■ Problem requirements ■
Your response should consist of one number, the count of lines below that contain "גרפיטי".

■ Component data from apps and pages ■

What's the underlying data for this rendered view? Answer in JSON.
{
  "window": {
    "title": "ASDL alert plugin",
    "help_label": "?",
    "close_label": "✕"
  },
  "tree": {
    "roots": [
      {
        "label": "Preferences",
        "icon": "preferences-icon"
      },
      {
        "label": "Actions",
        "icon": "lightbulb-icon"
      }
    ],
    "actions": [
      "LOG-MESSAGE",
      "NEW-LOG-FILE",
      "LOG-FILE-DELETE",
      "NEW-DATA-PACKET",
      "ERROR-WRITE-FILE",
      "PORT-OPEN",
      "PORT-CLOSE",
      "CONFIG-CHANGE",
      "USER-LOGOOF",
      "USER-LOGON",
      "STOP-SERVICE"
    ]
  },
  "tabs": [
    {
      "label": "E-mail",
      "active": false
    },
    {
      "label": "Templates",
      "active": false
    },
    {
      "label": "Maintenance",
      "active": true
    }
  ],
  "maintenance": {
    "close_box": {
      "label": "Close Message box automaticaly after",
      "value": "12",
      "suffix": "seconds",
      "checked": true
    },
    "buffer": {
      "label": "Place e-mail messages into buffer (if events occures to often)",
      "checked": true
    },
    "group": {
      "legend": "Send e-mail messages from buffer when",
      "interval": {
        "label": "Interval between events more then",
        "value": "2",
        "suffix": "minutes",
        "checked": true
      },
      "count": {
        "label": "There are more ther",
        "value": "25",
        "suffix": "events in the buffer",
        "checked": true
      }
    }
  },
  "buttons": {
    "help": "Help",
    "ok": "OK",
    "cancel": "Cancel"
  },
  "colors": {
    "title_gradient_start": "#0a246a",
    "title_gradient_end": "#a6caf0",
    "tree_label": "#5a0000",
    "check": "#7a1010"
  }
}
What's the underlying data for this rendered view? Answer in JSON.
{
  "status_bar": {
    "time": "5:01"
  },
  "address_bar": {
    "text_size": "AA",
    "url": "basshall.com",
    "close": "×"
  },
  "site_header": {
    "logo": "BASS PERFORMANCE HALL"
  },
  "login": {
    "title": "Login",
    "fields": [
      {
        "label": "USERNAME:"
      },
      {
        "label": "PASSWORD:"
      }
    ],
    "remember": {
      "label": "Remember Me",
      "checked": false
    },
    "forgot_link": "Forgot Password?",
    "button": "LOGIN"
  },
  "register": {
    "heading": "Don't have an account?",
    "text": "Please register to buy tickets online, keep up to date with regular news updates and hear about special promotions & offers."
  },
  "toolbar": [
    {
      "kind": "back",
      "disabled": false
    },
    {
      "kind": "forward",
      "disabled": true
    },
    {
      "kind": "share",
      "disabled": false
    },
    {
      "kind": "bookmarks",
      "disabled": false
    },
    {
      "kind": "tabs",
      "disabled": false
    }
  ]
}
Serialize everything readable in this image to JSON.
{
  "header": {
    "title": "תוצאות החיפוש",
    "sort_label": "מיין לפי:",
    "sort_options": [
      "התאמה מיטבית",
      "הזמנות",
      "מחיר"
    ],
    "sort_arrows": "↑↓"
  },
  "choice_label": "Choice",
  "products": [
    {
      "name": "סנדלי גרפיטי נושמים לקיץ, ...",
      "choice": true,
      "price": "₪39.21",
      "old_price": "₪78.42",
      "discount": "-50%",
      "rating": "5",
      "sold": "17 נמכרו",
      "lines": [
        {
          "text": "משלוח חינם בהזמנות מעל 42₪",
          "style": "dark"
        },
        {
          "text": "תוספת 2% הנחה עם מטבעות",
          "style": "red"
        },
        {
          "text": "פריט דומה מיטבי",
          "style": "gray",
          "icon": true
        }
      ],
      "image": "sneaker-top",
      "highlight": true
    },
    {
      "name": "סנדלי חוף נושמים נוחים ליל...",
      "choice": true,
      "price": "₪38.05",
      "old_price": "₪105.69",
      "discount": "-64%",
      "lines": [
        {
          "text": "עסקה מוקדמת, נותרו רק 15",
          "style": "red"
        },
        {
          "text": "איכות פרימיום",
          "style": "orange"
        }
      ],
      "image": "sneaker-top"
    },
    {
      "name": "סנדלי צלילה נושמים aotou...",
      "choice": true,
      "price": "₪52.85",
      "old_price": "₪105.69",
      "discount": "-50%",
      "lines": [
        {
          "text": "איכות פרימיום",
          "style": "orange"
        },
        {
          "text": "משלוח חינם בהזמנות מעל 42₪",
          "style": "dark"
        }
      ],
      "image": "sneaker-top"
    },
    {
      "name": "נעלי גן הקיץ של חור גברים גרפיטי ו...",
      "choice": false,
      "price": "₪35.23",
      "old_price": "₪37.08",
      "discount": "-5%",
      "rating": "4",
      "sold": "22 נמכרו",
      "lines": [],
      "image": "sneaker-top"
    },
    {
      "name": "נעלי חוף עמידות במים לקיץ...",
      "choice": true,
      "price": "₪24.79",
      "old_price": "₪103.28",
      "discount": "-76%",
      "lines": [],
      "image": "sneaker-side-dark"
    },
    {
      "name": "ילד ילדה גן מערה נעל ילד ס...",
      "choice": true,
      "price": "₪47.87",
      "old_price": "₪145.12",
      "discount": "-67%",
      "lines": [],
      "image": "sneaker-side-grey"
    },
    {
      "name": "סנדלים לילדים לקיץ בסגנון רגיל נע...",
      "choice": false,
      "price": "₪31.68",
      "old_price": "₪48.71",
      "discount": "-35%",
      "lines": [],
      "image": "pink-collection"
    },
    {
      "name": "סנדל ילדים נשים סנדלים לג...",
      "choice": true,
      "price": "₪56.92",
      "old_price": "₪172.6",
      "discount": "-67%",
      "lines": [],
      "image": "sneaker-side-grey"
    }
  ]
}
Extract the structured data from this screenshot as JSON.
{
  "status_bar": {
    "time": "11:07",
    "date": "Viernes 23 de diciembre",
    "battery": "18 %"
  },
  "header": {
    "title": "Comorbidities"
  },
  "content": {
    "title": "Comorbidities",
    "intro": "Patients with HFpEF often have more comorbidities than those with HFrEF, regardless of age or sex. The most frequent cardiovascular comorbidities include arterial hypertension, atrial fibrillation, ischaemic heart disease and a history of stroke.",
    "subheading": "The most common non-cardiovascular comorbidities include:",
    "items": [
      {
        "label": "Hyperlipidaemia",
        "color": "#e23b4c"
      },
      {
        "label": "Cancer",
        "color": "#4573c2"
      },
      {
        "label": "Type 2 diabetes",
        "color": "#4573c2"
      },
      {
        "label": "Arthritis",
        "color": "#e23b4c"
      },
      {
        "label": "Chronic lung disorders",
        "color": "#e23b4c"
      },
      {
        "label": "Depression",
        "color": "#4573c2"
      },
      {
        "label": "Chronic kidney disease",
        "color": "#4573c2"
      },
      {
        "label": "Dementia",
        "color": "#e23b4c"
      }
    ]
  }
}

■ Answer below ■
2